It’s true that the first ‘Bhool Bhulaiyaa’ movie’s background score comes in handy at places to make the audiences relive the original film, however, Sandeep Shirodkar’s background score is also praiseworthy as it manages to bring in the horror feel at every necessary juncture.
After trying to do something different with ‘Dhamaka’, Kartik Aaryan is back to being the boy next door – something that he has been doing in almost every movie of his career. When will he start acting and stop en-cashing on his cutesy good looks?
Kiara Advani doesn’t have enough to do in the film. While the female lead in the first film, Vidya Balan, had a terrific character to portray with so many layered nuances to the character, Advani plays quite a forgettable character. One scene where she turns into Manjulike (which has been shown even in the trailer) is pretty much the only scene where audiences get to see some acting from her. Otherwise, it’s just too lacklustre.

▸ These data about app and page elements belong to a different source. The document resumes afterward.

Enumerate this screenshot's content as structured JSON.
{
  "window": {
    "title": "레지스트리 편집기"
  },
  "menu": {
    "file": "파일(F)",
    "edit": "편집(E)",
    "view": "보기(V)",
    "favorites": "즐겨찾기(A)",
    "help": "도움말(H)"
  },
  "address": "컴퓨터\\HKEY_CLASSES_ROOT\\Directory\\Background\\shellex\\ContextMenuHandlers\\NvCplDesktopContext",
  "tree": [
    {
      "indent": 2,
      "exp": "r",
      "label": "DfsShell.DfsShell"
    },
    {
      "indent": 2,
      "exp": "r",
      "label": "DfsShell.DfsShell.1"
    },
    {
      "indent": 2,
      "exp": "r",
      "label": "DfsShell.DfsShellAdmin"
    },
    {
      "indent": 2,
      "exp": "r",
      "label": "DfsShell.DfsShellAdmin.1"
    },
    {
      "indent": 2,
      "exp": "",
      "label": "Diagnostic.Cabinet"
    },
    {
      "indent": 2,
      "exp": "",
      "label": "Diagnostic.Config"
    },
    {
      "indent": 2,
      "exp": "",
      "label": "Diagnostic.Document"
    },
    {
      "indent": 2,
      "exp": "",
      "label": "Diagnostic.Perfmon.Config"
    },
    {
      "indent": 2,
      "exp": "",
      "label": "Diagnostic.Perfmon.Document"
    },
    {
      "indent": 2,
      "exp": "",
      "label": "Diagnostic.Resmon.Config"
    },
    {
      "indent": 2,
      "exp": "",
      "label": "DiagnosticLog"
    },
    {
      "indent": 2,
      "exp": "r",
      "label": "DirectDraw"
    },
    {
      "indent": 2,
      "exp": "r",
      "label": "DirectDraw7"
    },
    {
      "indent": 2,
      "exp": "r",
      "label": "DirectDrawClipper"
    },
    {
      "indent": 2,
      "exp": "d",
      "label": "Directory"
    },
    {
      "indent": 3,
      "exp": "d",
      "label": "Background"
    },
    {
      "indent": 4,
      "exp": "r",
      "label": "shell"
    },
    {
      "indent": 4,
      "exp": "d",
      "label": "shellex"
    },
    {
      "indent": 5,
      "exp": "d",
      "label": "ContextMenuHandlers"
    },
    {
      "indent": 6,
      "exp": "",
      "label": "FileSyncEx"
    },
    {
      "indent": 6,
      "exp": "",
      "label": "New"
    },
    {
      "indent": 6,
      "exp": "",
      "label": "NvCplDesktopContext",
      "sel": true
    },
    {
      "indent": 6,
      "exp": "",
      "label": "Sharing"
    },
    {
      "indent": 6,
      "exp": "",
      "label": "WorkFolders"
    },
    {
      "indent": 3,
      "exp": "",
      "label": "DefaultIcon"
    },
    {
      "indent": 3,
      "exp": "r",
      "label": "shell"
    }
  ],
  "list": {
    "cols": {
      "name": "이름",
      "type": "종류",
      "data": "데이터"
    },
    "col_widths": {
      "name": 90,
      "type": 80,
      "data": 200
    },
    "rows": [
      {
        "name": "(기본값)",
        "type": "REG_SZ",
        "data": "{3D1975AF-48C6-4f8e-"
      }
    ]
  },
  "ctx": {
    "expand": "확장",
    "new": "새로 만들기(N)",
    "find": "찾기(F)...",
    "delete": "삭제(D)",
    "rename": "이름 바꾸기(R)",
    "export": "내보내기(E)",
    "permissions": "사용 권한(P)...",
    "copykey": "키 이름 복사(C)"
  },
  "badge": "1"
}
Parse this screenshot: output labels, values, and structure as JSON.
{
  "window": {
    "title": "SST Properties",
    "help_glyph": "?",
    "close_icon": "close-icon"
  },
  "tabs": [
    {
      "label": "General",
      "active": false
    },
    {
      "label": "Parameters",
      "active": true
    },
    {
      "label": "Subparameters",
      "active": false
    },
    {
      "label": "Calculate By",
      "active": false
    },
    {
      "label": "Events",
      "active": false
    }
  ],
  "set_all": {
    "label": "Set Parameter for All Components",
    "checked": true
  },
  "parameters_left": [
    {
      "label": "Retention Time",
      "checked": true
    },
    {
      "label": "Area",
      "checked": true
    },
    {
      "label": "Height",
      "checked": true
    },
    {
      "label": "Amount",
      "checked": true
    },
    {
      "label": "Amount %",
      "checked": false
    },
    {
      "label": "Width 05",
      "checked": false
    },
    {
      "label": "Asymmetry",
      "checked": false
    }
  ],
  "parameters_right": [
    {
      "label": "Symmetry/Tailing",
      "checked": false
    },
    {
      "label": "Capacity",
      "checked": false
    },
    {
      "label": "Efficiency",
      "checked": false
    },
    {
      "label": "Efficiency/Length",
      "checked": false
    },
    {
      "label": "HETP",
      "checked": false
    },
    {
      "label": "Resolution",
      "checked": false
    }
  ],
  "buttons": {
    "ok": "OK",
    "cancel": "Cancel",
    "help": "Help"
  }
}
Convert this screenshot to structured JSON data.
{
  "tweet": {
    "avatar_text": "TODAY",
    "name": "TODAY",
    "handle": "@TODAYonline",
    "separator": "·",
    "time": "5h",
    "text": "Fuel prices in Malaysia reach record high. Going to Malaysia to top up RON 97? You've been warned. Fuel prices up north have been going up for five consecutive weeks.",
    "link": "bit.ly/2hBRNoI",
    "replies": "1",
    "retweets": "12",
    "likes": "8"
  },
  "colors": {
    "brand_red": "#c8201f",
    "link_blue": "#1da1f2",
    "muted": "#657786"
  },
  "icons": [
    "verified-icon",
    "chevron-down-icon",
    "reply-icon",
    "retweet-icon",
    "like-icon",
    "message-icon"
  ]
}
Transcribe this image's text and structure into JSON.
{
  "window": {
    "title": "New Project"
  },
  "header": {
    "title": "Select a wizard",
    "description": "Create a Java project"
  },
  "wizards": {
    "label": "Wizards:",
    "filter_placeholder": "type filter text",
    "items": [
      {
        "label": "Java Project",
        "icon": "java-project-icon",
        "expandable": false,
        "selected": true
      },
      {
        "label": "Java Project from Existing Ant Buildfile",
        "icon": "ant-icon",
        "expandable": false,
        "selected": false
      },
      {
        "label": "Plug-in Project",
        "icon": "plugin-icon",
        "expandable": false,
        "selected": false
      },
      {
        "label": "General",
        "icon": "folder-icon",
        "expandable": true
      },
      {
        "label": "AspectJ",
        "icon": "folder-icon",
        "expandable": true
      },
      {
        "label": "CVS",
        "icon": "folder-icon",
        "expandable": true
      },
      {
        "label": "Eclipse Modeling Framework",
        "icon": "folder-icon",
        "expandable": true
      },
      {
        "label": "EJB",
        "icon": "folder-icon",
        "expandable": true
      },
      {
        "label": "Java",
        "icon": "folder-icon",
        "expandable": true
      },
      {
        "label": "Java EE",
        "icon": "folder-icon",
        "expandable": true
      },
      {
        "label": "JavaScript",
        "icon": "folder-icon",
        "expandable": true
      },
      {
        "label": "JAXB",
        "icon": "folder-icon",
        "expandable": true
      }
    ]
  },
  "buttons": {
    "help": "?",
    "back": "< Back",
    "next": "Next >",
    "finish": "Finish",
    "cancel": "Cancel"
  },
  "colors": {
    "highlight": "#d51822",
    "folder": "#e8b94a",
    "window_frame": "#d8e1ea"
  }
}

The first film had supporting cast members like Paresh Rawal, Vikram Gokhale, Rajpal Yadav, Manoj Joshi and many others who played important characters in the storyline. In this, there is not one supporting role that remains stuck in the audience's minds after walking out of the theatre. Not even Rajpal Yadav could bring back his old charm. The trio of Sanjay Mishra, Ashwini Kalsekar and Rajpal Yadav has not only been entirely wasted, but their acts are also so drab that audiences are left getting angry thinking about when will they get off-screen.
The biggest drawback of ‘Bhool Bhulaiyaa 2’ is in its writing. Farhad Samji and Aakash Kaushik have come up with a very lackadaisical story and added some completely unnecessary punchlines and dialogues to it. It’s 2022 after all, and as an audience, it would be criminal to be continuing to laugh at sexist and fat-shaming jokes. The writers tried hard to create the slapstick comedy era of the late 2000s but failed miserably in the pursuit. Take this: the youngest daughter of the family (Advani) has reportedly passed away in a bus accident somewhere in the snowy mountains of north India, and no one – absolutely no one – from the entire extended family residing in Rajasthan decides to go up there and at least have a look at the dead body or do some investigation around the death. There are many such instances which will make the audiences scratch their heads off thinking about how or why did this happen.
Anees Bazmee lives up to his name and comes up with yet another keep-your-brains-at-home comedy. To add to it, there is hardly anything horror in the film baring a couple of jump-scare sequences. The first film was a psychological thriller whereas Bazmee’s attempt to turn that into a horror-comedy is just too half baked.
In a horror film, a lot of low angle shots and low angle lighting is used in order to create the necessary effect onscreen. Cinematographer Manu Anand has simply overdone it here. In some places, it comes out as utterly unnecessary. As far as Bunty Nagi’s editing goes, the entire sequence of Sanjay Mishra, Ashwini Kalsekar and Rajpal Yadav was so bad that it could have been totally chopped out of the film, maybe saving around 20 minutes of run time that could have been used to get in some more horrors and thrills.
Excepting a rejigged version of ‘Mere Dholna’ from the first ‘Bhool Bhulaiyaa’ film, none of the songs in ‘Bhool Bhulaiyaa 2’ are memorable enough to even use them while playing antakshari. Songs composed by Pritam like ‘Hum Nashe Mein Toh Nahin’ and ‘De Taali’ are totally mood-killers.
Even though the first ‘Bhool Bhulaiyaa’ had its fair share of criticism for casting Akshay Kumar in the lead, it still managed to be entertaining. It did give the comedy more preference than the psychological thriller and Kumar led that part of the film very well. However, in ‘Bhool Bhulaiyaa 2’, promising to be a horror-comedy, there is barely any horror and hardly any comedy. Yes, the comedy punches are definitely horrific! As far as the movie goes, Totally Avoid. I am going with 1.5 stars more so for just Tabu’s fantastic screen presence.